The concept of "praying to a saint" can indeed be perplexing to both non-Catholics and some Catholics alike. It's crucial to clarify that when Catholics speak of "praying to a saint," they are essentially seeking the saint's intercession, similar to how they might ask a friend for help or support. This lesson plan serves as a valuable tool to illuminate this aspect of Catholic faith to young learners, bridging the gap in understanding. Particularly, it's a fitting lesson for All Saints Day, as it enables youth to grasp the significance of saints and their role as intercessors in Catholic spirituality.
Books for All Saints Day
Frequently Asked Questions
What date is All Saints Day?
All Saints Day is a Christian feast celebrated on November 1st each year.
What are the Mass readings for the Solemnity of All Saints?
What is the significance of All Saints Day?
On All Saints Day we remember all men and women who were servants of the Lord while here on earth. We ask that they pray for us so that one day we might join them in heaven.
Is All Saints Day a Catholic holiday only?

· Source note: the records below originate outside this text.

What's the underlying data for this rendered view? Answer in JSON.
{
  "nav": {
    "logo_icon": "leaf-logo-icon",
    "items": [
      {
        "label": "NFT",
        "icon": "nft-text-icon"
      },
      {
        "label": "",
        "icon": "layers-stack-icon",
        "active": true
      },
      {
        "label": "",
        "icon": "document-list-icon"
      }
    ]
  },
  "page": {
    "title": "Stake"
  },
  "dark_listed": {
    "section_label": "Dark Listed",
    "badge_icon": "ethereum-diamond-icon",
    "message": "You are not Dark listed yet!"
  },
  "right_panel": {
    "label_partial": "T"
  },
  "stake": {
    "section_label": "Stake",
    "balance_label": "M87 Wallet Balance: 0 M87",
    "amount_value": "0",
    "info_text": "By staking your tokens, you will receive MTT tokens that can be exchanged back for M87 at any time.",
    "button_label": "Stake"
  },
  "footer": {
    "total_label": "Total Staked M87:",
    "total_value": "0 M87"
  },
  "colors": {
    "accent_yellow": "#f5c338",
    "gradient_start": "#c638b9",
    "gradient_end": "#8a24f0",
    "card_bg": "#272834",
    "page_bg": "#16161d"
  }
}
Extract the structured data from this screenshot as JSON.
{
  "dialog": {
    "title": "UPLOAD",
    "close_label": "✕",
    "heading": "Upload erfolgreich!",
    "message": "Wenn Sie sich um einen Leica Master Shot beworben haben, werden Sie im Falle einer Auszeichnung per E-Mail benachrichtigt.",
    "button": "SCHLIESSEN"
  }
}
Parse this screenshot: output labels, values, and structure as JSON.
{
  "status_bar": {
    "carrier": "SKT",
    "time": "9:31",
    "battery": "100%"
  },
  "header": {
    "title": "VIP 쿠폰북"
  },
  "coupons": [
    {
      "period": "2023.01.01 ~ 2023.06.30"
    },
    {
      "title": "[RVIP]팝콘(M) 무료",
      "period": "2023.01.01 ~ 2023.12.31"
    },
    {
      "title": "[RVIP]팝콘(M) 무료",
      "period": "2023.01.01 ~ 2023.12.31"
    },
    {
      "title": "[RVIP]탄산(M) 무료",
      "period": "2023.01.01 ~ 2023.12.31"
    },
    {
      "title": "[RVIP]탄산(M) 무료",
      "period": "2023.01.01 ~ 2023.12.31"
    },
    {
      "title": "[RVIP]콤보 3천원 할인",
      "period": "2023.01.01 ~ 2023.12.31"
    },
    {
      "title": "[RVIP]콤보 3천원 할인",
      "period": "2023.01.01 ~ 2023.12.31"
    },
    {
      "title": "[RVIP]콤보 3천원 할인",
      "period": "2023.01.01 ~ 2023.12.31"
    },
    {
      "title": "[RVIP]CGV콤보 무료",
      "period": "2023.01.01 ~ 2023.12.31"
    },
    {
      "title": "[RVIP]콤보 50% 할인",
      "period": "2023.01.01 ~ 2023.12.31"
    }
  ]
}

No, All Saints Day is celebrated by various Christian denominations, including the Catholic Church.
Is All Saints Day a holy day of obligation?
Yes, Catholics attend Mass on All Saints Day to celebrate the lives of the saints and seek inspiration from their examples of faith.
Are there any customs associated with All Saints Day?
Some individuals choose to perform acts of charity or kindness on All Saints Day as a way to emulate the generosity and compassion of the saints. Children sometimes dress as their favorite saint.
How does All Saints Day differ from All Souls Day?
All Saints Day honors all the saints in heaven, while All Souls Day, celebrated on November 2nd, focuses on praying for the souls of the departed, especially those in purgatory.